The West can defeat the Islamic State in the territory it now controls. But it would take a massive ground invasion, and the results would be temporary at best. As Barry Posen argues in his recent Atlantic essay, “American attempts to reorganize the politics of other countries by the sword have foundered on nationalist resistance to outsiders, unreliable local allies, deeply embedded cultural practices, and the inherent crudeness of the military instrument.” The Islamic State of Iraq rose again after it was beaten back during the surge of U.S. forces into Iraq beginning in 2007; as long as Sunni Arabs continue to feel unsafe in their homes, jihadist organizations will step in to “protect” them from harm.
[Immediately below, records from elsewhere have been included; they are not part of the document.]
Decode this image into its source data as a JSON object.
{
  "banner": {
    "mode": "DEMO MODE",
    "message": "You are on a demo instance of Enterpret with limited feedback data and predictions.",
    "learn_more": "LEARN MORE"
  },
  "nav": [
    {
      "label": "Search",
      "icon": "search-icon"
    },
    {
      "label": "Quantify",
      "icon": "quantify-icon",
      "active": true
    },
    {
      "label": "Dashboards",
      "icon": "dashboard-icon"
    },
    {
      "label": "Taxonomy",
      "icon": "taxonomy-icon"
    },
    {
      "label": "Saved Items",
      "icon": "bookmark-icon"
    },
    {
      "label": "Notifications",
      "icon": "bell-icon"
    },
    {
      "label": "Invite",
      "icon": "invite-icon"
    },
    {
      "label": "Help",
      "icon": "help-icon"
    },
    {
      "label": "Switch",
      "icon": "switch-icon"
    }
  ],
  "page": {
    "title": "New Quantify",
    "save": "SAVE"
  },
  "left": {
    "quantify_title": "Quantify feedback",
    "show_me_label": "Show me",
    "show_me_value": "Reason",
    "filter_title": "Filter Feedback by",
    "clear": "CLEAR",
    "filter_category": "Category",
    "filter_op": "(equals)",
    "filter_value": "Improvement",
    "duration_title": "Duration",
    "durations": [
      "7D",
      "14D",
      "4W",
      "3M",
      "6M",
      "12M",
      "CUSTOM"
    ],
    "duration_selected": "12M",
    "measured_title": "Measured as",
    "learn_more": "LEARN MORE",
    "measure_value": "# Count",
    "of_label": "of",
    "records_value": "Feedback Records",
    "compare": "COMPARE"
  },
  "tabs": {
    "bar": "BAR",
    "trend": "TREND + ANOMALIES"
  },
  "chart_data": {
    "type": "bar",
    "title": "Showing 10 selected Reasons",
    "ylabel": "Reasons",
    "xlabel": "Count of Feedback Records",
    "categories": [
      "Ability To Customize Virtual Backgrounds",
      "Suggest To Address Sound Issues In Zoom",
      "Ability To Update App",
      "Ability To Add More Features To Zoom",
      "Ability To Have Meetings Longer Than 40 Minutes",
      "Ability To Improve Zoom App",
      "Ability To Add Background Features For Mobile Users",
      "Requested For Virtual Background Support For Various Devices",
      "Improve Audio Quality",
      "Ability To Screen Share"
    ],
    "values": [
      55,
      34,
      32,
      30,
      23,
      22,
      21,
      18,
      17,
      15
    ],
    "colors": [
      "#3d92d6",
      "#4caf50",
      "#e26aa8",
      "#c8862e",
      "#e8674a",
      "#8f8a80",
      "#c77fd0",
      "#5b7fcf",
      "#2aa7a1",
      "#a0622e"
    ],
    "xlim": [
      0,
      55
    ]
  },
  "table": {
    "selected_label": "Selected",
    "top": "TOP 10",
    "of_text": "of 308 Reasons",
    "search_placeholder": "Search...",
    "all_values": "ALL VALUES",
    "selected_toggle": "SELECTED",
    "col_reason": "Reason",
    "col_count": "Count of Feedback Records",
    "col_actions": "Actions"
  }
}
Hence Posen, among others, has argued that the United States and its allies should try to contain the group. In considering how to do this, it’s instructive to look at the intellectual roots—and the results—of the containment strategy as laid out by George Kennan in 1946 in his “long telegram,” later published under the pseudonym “X” as “The Sources of Soviet Conduct.” As I noted in Lawfare recently, he described the Marxists’ problems spreading their movement, even within Russia, and noted that “Soviet society may well contain weaknesses which will eventually weaken its own total potential.” For this reason, as well as to counter the Soviet Union’s “expansive tendencies,” he advocated a policy of “long-term, patient but firm and vigilant containment” rather than an outright effort to seek its defeat.